A tape has emerged that appears to show Sept. 11 ringleader Muhammad Atta recording his last will and testament months before the deadly attacks on the World Trade Center and Pentagon, according to NBC News and a report in the London Sunday Times.
The Pentagon and FBI are in possession of a videotape showing Atta together with another 9/11 hijacker, Ziad Jarrah, sources tell NBC News.
U.S. military officials obtained the tape at an al-Qaida compound in Afghanistan after the U.S. invasion of that country in the fall of 2001.
According to the Times, which says it obtained a copy of the tape through a "previously tested source," the video bears the date Jan. 18, 2000 and shows Atta and Jarrah laughing and smiling before Atta delivers a solemn statement marked "the will" in Arabic.
The videotape was mistakenly recorded without audio. The FBI has used Arabic translators in an attempt to lip-read the men’s statements, but to no avail, sources tell NBC News.

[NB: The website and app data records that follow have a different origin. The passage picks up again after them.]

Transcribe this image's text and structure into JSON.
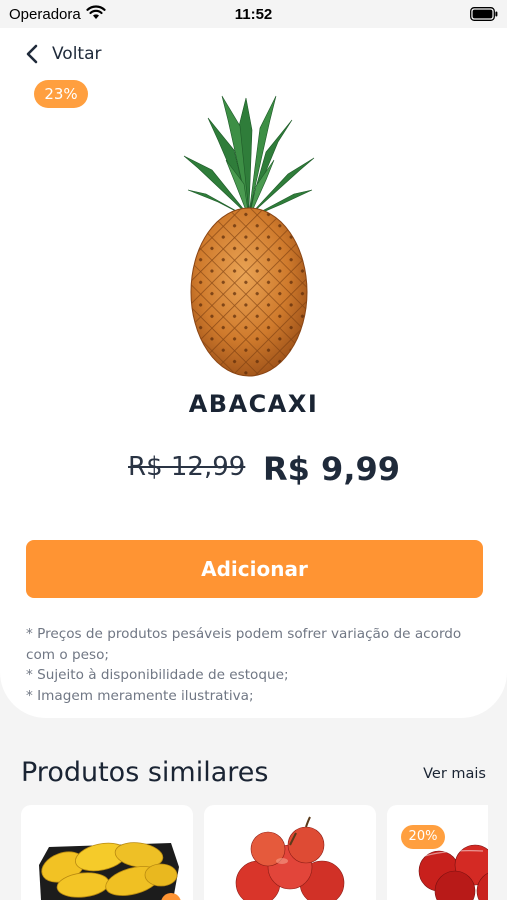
{
  "status_bar": {
    "carrier": "Operadora",
    "time": "11:52"
  },
  "header": {
    "back_label": "Voltar"
  },
  "product": {
    "discount": "23%",
    "name": "ABACAXI",
    "old_price": "R$ 12,99",
    "price": "R$ 9,99",
    "add_label": "Adicionar",
    "disclaimers": [
      "* Preços de produtos pesáveis podem sofrer variação de acordo com o peso;",
      "* Sujeito à disponibilidade de estoque;",
      "* Imagem meramente ilustrativa;"
    ]
  },
  "similar": {
    "title": "Produtos similares",
    "see_more": "Ver mais",
    "items": [
      {
        "image": "mango-tray-image"
      },
      {
        "image": "apples-image"
      },
      {
        "image": "red-apples-bag-image",
        "discount": "20%"
      }
    ]
  },
  "colors": {
    "accent": "#ff9433",
    "badge": "#ff9f3f",
    "text": "#1f2a3a"
  }
}
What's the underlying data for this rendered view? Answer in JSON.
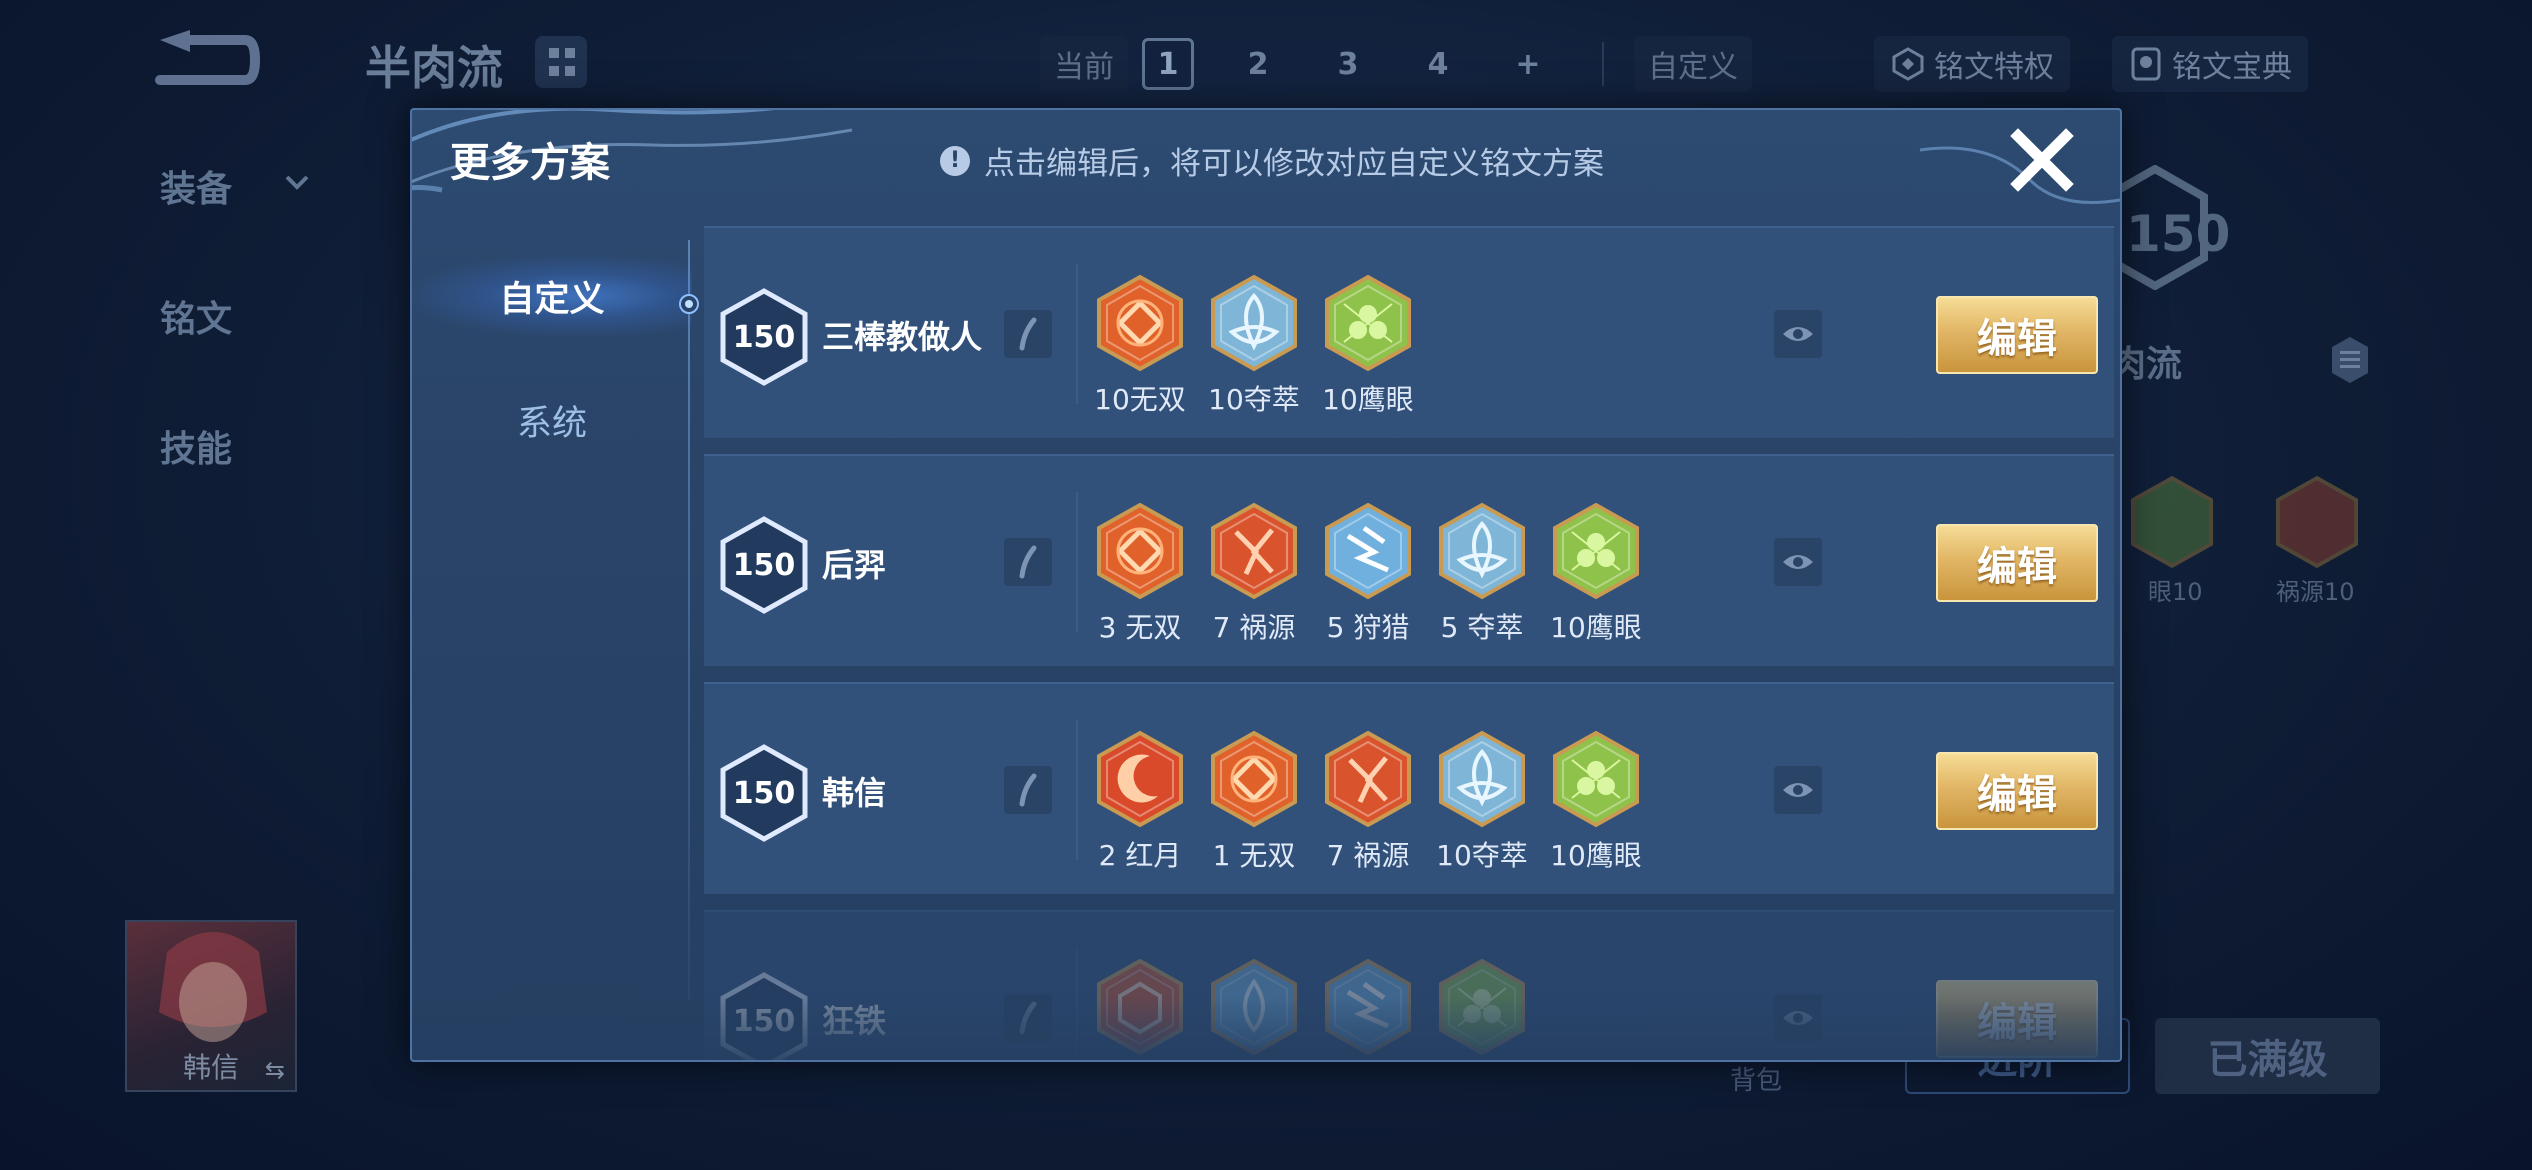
{
  "background": {
    "scheme_title": "半肉流",
    "top_tabs": {
      "current_label": "当前",
      "numbers": [
        "1",
        "2",
        "3",
        "4",
        "+"
      ],
      "custom_label": "自定义"
    },
    "privilege_btn": "铭文特权",
    "codex_btn": "铭文宝典",
    "side_nav": [
      "装备",
      "铭文",
      "技能"
    ],
    "hero_name": "韩信",
    "right_level": "150",
    "right_scheme_label": "肉流",
    "right_runes": [
      "眼10",
      "祸源10"
    ],
    "backpack_label": "背包",
    "upgrade_btn": "进阶",
    "maxed_btn": "已满级"
  },
  "modal": {
    "title": "更多方案",
    "notice": "点击编辑后，将可以修改对应自定义铭文方案",
    "nav": [
      {
        "label": "自定义",
        "active": true
      },
      {
        "label": "系统",
        "active": false
      }
    ],
    "edit_label": "编辑",
    "schemes": [
      {
        "level": "150",
        "name": "三棒教做人",
        "runes": [
          {
            "label": "10无双",
            "icon": "wushuang-rune-icon",
            "color": "#e0622a"
          },
          {
            "label": "10夺萃",
            "icon": "duocui-rune-icon",
            "color": "#7fb6d8"
          },
          {
            "label": "10鹰眼",
            "icon": "yingyan-rune-icon",
            "color": "#8fc24a"
          }
        ]
      },
      {
        "level": "150",
        "name": "后羿",
        "runes": [
          {
            "label": "3 无双",
            "icon": "wushuang-rune-icon",
            "color": "#e0622a"
          },
          {
            "label": "7 祸源",
            "icon": "huoyuan-rune-icon",
            "color": "#d9542c"
          },
          {
            "label": "5 狩猎",
            "icon": "shoulie-rune-icon",
            "color": "#6fb0de"
          },
          {
            "label": "5 夺萃",
            "icon": "duocui-rune-icon",
            "color": "#7fb6d8"
          },
          {
            "label": "10鹰眼",
            "icon": "yingyan-rune-icon",
            "color": "#8fc24a"
          }
        ]
      },
      {
        "level": "150",
        "name": "韩信",
        "runes": [
          {
            "label": "2 红月",
            "icon": "hongyue-rune-icon",
            "color": "#d94a2a"
          },
          {
            "label": "1 无双",
            "icon": "wushuang-rune-icon",
            "color": "#e0622a"
          },
          {
            "label": "7 祸源",
            "icon": "huoyuan-rune-icon",
            "color": "#d9542c"
          },
          {
            "label": "10夺萃",
            "icon": "duocui-rune-icon",
            "color": "#7fb6d8"
          },
          {
            "label": "10鹰眼",
            "icon": "yingyan-rune-icon",
            "color": "#8fc24a"
          }
        ]
      },
      {
        "level": "150",
        "name": "狂铁",
        "runes": [
          {
            "label": "",
            "icon": "red-rune-icon",
            "color": "#d9542c"
          },
          {
            "label": "",
            "icon": "blue-rune-icon",
            "color": "#6fb0de"
          },
          {
            "label": "",
            "icon": "shoulie-rune-icon",
            "color": "#6fb0de"
          },
          {
            "label": "",
            "icon": "yingyan-rune-icon",
            "color": "#8fc24a"
          }
        ]
      }
    ]
  }
}
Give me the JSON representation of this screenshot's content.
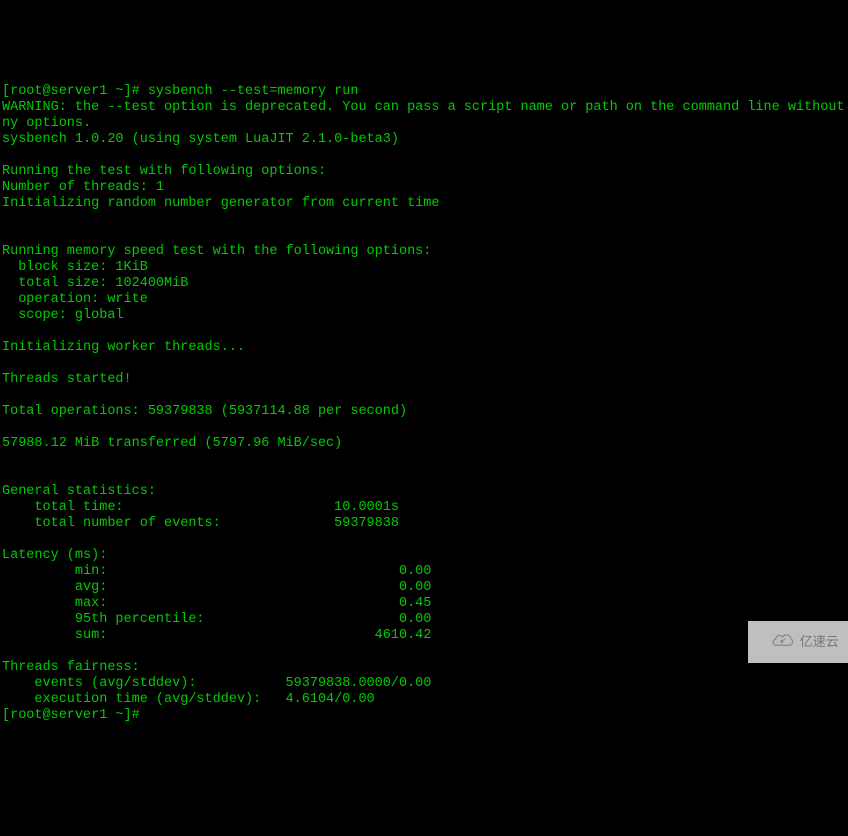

The Times said the footage was the first to show Atta and Jarrah together, and helped fill in a gap in the chronology of Atta's life.
Until now, investigators had not known where he had been in early 2000, but the tape shows he was in Afghanistan at bin Laden's Tarnak Farm hideout, the paper said.
The Darkest DayThe footage also shows bin Laden addressing a crowd of around 100 al-Qaida members on Jan. 8, 2000 -- 10 days before the footage of the hijackers.
NBC News filed a freedom of information act request for the videotapes early this year, but the Pentagon has not yet turned them over.
Senior NBC News Producer Jim Popkin, the NBC News Investigative Unit and Reuters contributed to this report.